[Data records for software interfaces]
# # # #

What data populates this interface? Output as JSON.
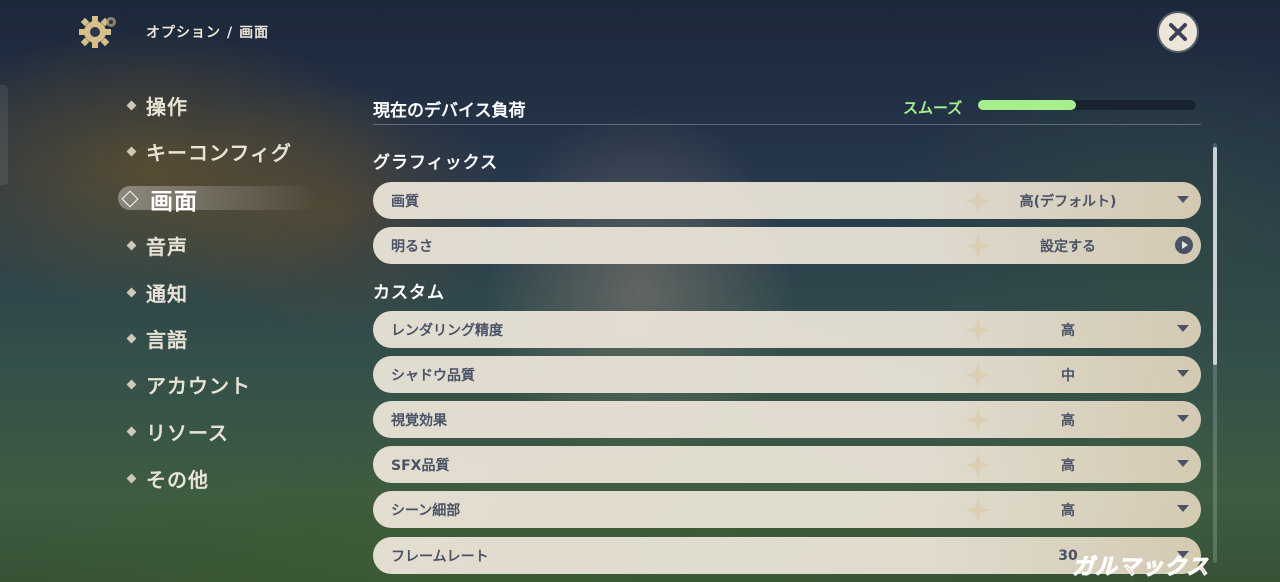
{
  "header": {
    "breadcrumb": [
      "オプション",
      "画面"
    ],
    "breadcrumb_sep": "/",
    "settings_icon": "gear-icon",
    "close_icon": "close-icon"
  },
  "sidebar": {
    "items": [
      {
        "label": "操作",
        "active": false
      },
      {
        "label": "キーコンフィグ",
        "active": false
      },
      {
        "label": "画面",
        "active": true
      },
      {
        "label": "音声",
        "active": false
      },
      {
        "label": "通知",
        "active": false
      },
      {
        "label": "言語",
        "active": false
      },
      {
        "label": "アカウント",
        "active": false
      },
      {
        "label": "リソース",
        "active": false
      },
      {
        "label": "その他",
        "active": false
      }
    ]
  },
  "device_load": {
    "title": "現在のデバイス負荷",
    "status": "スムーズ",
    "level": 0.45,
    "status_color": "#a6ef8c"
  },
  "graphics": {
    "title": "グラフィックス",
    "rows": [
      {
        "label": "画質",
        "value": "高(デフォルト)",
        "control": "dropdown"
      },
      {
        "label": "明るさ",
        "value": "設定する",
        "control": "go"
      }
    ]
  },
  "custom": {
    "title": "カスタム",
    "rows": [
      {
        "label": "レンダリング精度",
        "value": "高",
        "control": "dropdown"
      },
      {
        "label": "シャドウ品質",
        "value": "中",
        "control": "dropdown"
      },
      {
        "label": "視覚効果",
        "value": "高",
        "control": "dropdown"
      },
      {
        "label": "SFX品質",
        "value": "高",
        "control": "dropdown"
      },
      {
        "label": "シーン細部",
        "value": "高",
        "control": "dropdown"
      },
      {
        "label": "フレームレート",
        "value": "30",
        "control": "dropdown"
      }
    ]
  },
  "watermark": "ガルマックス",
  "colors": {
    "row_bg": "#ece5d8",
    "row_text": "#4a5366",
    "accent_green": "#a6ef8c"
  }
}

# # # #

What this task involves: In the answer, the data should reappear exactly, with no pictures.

Exercise output:
What data populates this interface? Output as JSON.
{
  "header": {
    "breadcrumb": [
      "オプション",
      "画面"
    ],
    "breadcrumb_sep": "/",
    "settings_icon": "gear-icon",
    "close_icon": "close-icon"
  },
  "sidebar": {
    "items": [
      {
        "label": "操作",
        "active": false
      },
      {
        "label": "キーコンフィグ",
        "active": false
      },
      {
        "label": "画面",
        "active": true
      },
      {
        "label": "音声",
        "active": false
      },
      {
        "label": "通知",
        "active": false
      },
      {
        "label": "言語",
        "active": false
      },
      {
        "label": "アカウント",
        "active": false
      },
      {
        "label": "リソース",
        "active": false
      },
      {
        "label": "その他",
        "active": false
      }
    ]
  },
  "device_load": {
    "title": "現在のデバイス負荷",
    "status": "スムーズ",
    "level": 0.45,
    "status_color": "#a6ef8c"
  },
  "graphics": {
    "title": "グラフィックス",
    "rows": [
      {
        "label": "画質",
        "value": "高(デフォルト)",
        "control": "dropdown"
      },
      {
        "label": "明るさ",
        "value": "設定する",
        "control": "go"
      }
    ]
  },
  "custom": {
    "title": "カスタム",
    "rows": [
      {
        "label": "レンダリング精度",
        "value": "高",
        "control": "dropdown"
      },
      {
        "label": "シャドウ品質",
        "value": "中",
        "control": "dropdown"
      },
      {
        "label": "視覚効果",
        "value": "高",
        "control": "dropdown"
      },
      {
        "label": "SFX品質",
        "value": "高",
        "control": "dropdown"
      },
      {
        "label": "シーン細部",
        "value": "高",
        "control": "dropdown"
      },
      {
        "label": "フレームレート",
        "value": "30",
        "control": "dropdown"
      }
    ]
  },
  "watermark": "ガルマックス",
  "colors": {
    "row_bg": "#ece5d8",
    "row_text": "#4a5366",
    "accent_green": "#a6ef8c"
  }
}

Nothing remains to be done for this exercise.